It centers around a pun and premise so bland and obvious that even Maria Hill, undercover as the Mayor, calls attention to it. Welcome to Pleasant Hill wants to set us up with a utopia that is obviously anything but, a popular trope recently explored in shows like Wayward Pines and Twin Peaks. Almost all of it owes a debt to The Twilight Zone, which maybe, just maybe, would have been as allegorical in its naming.
As a set-up, though, we know that this isn’t really a mystery. It’s a standoff, or leading to one. It’s right there in the title. This series isn’t Pleasant Hill, though it might have been cool to explore from that angle. It’s Avengers Standoff, which might lead to Civil War II. Aside from the title, it also has a prologue featuring the Winter Soldier breaking into a S.H.I.E.L.D. facility, to discover that the agency has been experimenting with shards of the Cosmic Cube — known to movie goers as “the Tesseract.”
Is reality being played with? Maybe. And the suggestion of that question is the main thing that keeps this book the slightest bit interesting. After the prologue ends with the Winter Soldier’s capture, a blond man awakens in the woods just outside of Pleasant Hill, his memories missing. Vague flashes of Captain America, Bucky, and eventually a gleaming cybernetic arm are his only clues, and to the credit of creators Nick Spencer and Mark Bagley, things aren’t as obvious as they seem from that description.
The town of Pleasant Hill is one of those where everything fits an idyllic stereotype of an America that never was, with the underlying sense of menace that its citizens must never leave. For sharp readers and moviegoers, Drs. Selvig and “Bruce” also appear, but with Spencer’s feint, it’s also likely they’re not who we must think they are. For a while, it seems like Spencer also owes a debt to a concept from Doc Savage, with a patent Marvel twist.
Ultimately, though, even with decent writing and plotting, with Bagley’s usual bright and clean art, Welcome to Pleasant Hill led me to a conclusion as inescapable as the town: it’s not meant for me, the guy who has been reading Marvel for decades. For someone who had not experienced its forebears (including a stunning first issue from about 20 years ago), Avengers Standoff: Welcome to Pleasant Hill might have some genuine surprises. It’s actually clever, just reworking beats that a previous generation has already seen more than a few times.
As always the question really is — are those newer readers there? Will they be interested in investing in another major cross-over so soon after the mixed success of the exhausting Secret Wars? At least this one seems more contained (for now), more akin to The Black Vortex than Civil War, with only 15 more books to buy.
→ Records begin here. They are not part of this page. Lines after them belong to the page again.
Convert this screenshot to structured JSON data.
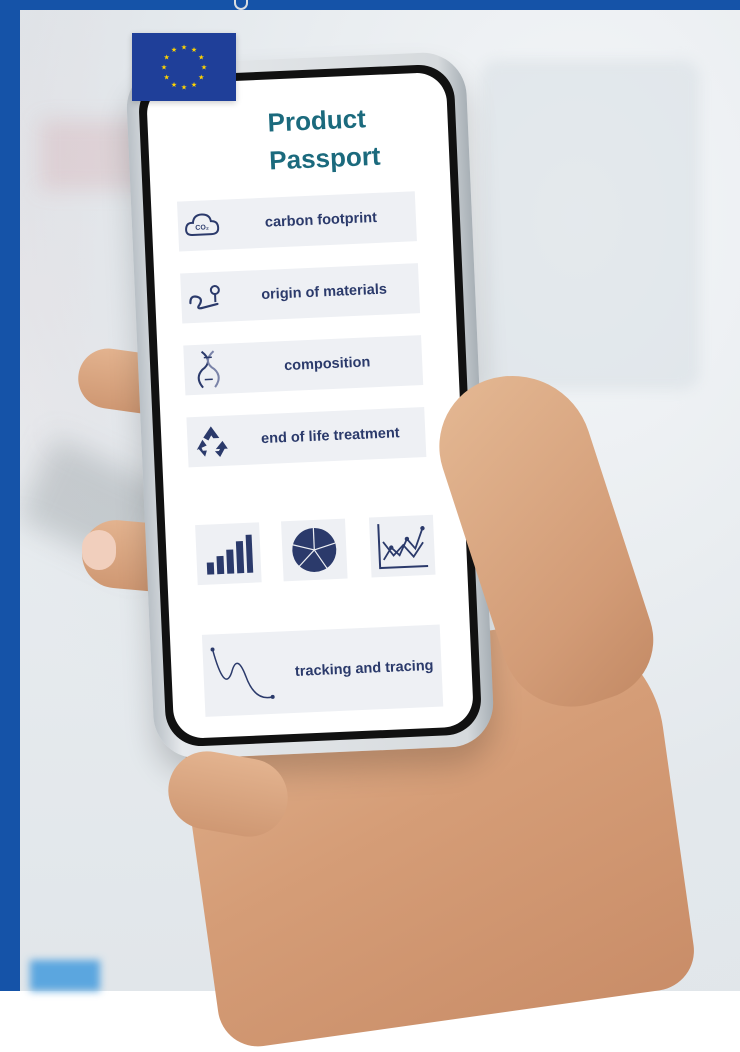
{
  "colors": {
    "eu_blue": "#1553a8",
    "title_teal": "#1b6a7d",
    "label_navy": "#2b3a6b",
    "row_bg": "#eef0f4",
    "flag_star": "#ffd400"
  },
  "phone": {
    "title_line1": "Product",
    "title_line2": "Passport",
    "rows": [
      {
        "label": "carbon footprint",
        "icon": "co2-cloud-icon"
      },
      {
        "label": "origin of materials",
        "icon": "route-icon"
      },
      {
        "label": "composition",
        "icon": "dna-icon"
      },
      {
        "label": "end of life treatment",
        "icon": "recycle-icon"
      }
    ],
    "charts": [
      {
        "icon": "bar-chart-icon"
      },
      {
        "icon": "pie-chart-icon"
      },
      {
        "icon": "line-chart-icon"
      }
    ],
    "tracking": {
      "label": "tracking and tracing",
      "icon": "tracking-path-icon"
    }
  },
  "flag": {
    "icon": "eu-flag-icon"
  }
}
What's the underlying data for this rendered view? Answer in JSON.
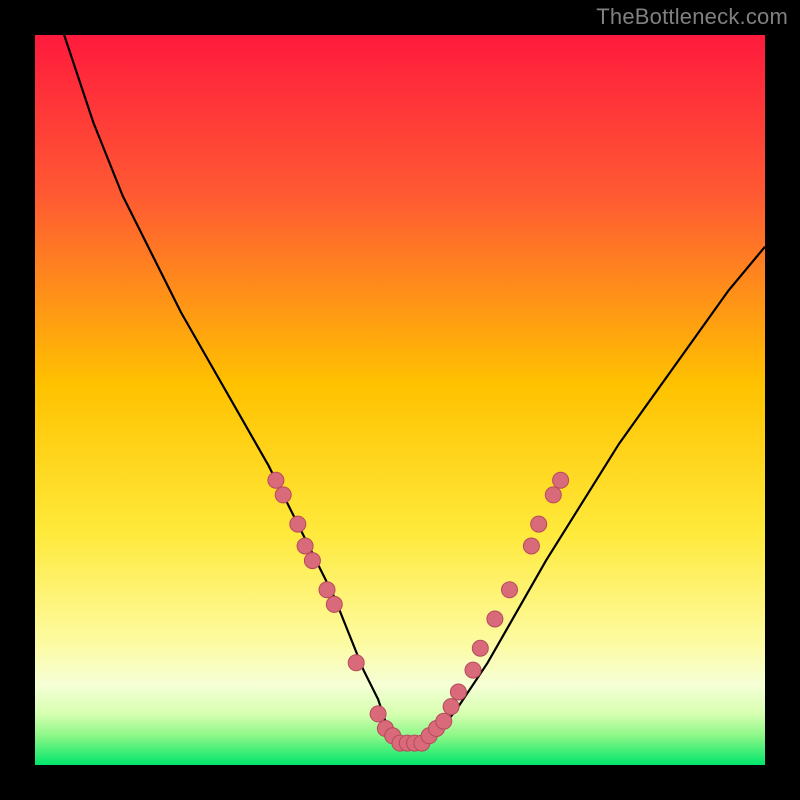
{
  "watermark": "TheBottleneck.com",
  "colors": {
    "page_bg": "#000000",
    "gradient_top": "#ff1a3d",
    "gradient_mid_upper": "#ff6a2a",
    "gradient_mid": "#ffd400",
    "gradient_mid_lower": "#fff570",
    "gradient_lower_band": "#f9ffd0",
    "gradient_bottom": "#00e66b",
    "curve": "#000000",
    "marker_fill": "#d86a7a",
    "marker_stroke": "#b64a5c",
    "watermark_color": "#808080"
  },
  "chart_data": {
    "type": "line",
    "title": "",
    "xlabel": "",
    "ylabel": "",
    "xlim": [
      0,
      100
    ],
    "ylim": [
      0,
      100
    ],
    "series": [
      {
        "name": "bottleneck-curve",
        "x": [
          0,
          4,
          8,
          12,
          16,
          20,
          24,
          28,
          32,
          35,
          38,
          41,
          43,
          45,
          47,
          48,
          49,
          50,
          51,
          53,
          55,
          58,
          62,
          66,
          70,
          75,
          80,
          85,
          90,
          95,
          100
        ],
        "y": [
          115,
          100,
          88,
          78,
          70,
          62,
          55,
          48,
          41,
          35,
          29,
          23,
          18,
          13,
          9,
          6,
          4,
          3,
          3,
          3,
          4,
          8,
          14,
          21,
          28,
          36,
          44,
          51,
          58,
          65,
          71
        ]
      }
    ],
    "markers": {
      "name": "highlighted-points",
      "points": [
        {
          "x": 33,
          "y": 39
        },
        {
          "x": 34,
          "y": 37
        },
        {
          "x": 36,
          "y": 33
        },
        {
          "x": 37,
          "y": 30
        },
        {
          "x": 38,
          "y": 28
        },
        {
          "x": 40,
          "y": 24
        },
        {
          "x": 41,
          "y": 22
        },
        {
          "x": 44,
          "y": 14
        },
        {
          "x": 47,
          "y": 7
        },
        {
          "x": 48,
          "y": 5
        },
        {
          "x": 49,
          "y": 4
        },
        {
          "x": 50,
          "y": 3
        },
        {
          "x": 51,
          "y": 3
        },
        {
          "x": 52,
          "y": 3
        },
        {
          "x": 53,
          "y": 3
        },
        {
          "x": 54,
          "y": 4
        },
        {
          "x": 55,
          "y": 5
        },
        {
          "x": 56,
          "y": 6
        },
        {
          "x": 57,
          "y": 8
        },
        {
          "x": 58,
          "y": 10
        },
        {
          "x": 60,
          "y": 13
        },
        {
          "x": 61,
          "y": 16
        },
        {
          "x": 63,
          "y": 20
        },
        {
          "x": 65,
          "y": 24
        },
        {
          "x": 68,
          "y": 30
        },
        {
          "x": 69,
          "y": 33
        },
        {
          "x": 71,
          "y": 37
        },
        {
          "x": 72,
          "y": 39
        }
      ]
    }
  }
}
But there’s a huge part of me that just wants to wait until it all shows up on Marvel’s digital service, and that saddens me just a bit.
It might be good. It might be fun. It just feels tired.